Our art and design curriculum is designed to engage, inspire and challenge pupils, equipping them with the knowledge and skills to experiment, invent and create their own works of art, craft and design. As pupils progress, they should be able to think critically and develop a more rigorous understanding of art and design.
Our curriculum is designed to ensure that all pupils
- produce creative work, exploring their ideas and recording their experiences
- become proficient in drawing, painting, sculpture and other art, craft and design techniques
- evaluate and analyse creative works using the language of art, craft and design
- know about great artists, craft makers and designers, and understand the historical and cultural development of their art forms

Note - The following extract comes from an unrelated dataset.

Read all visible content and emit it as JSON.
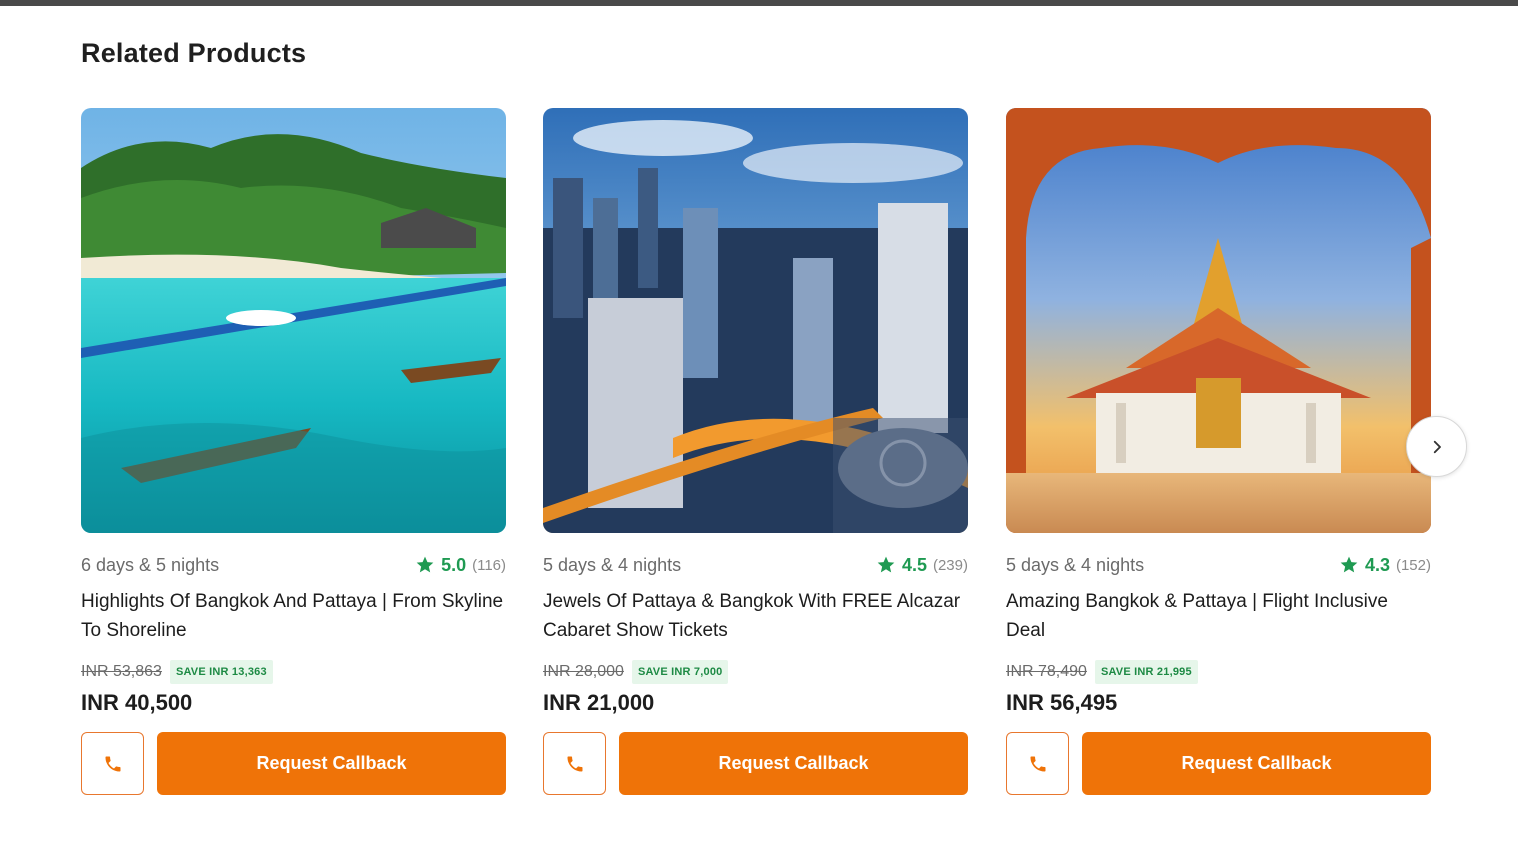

We aim to make sure the subject matter is broad and includes culturally and ethnically diverse artists. This is because our children need to understand that art is made by all sorts of people, in a variety of ways, and should feel represented by the art and artists they are exposed to. They should also know how art and design both reflect and shape our history, and contribute to the culture, creativity and wealth of our nation.
Practising Like An Artist To Become a Master
“Each time you practise anything – sing a tune, swing a club, read this sentence – a different, highly specific circuit lights up in your mind. The simplest skill – say a tennis backhand – involves a circuit made of hundreds and thousands of fibres and synapses.” Daniel Coyle – the Talent Code
At Kexborough Primary School we do not want our Art and Design curriculum to focus solely upon the finished product. This is because for many learners this can be highly intimidating and they will begin to impose barriers to prevent their own success such as “I can’t draw” and “I’m not artistic”. We intend that, through Art and Design lessons, children will understand that ‘art’ is a process that can be learned if broken down into smaller, simple steps.
The learning sequence for Art and Design is designed to steer pupils away from “the talent myth” and we encourage learners to ‘steal’ ideas from each other and other artists, to develop skills over time and grow resilience to gain satisfaction from a ‘job well done’ as opposed to the immediate (but short lived) gratification of a one off piece.
The learning sequence for Art and Design will encapsulate the following aspects, regardless of the year group, planned outcome or stimulus.
- The environment creates interest, stimulates enquiry, models intended learning and provides a context for pupils to connect skills to meaning.
- Skills are broken into smaller chunks for pupils to ‘master’. Learning tasks include multiple opportunities for repeated practise.
- New skills connect with prior learning and are built progressively but only when earlier learning content has been mastered. Learning skills continue to combine cognitive with affective domain so that enduring memories are developed. Learning becomes purposeful and memorable.
- Social learning through collaboration enhances learning capital and creates collective pride in learning achievements.
- Opportunities to critique each others’ learning and celebrate excellence enables deeper reflection. This creates ‘open to learning’ culture as we embrace ‘useful learning mistakes’
- The final published learning outcomes celebrate the journey of learning, confirming that all learning is purposeful, meaningful and valued.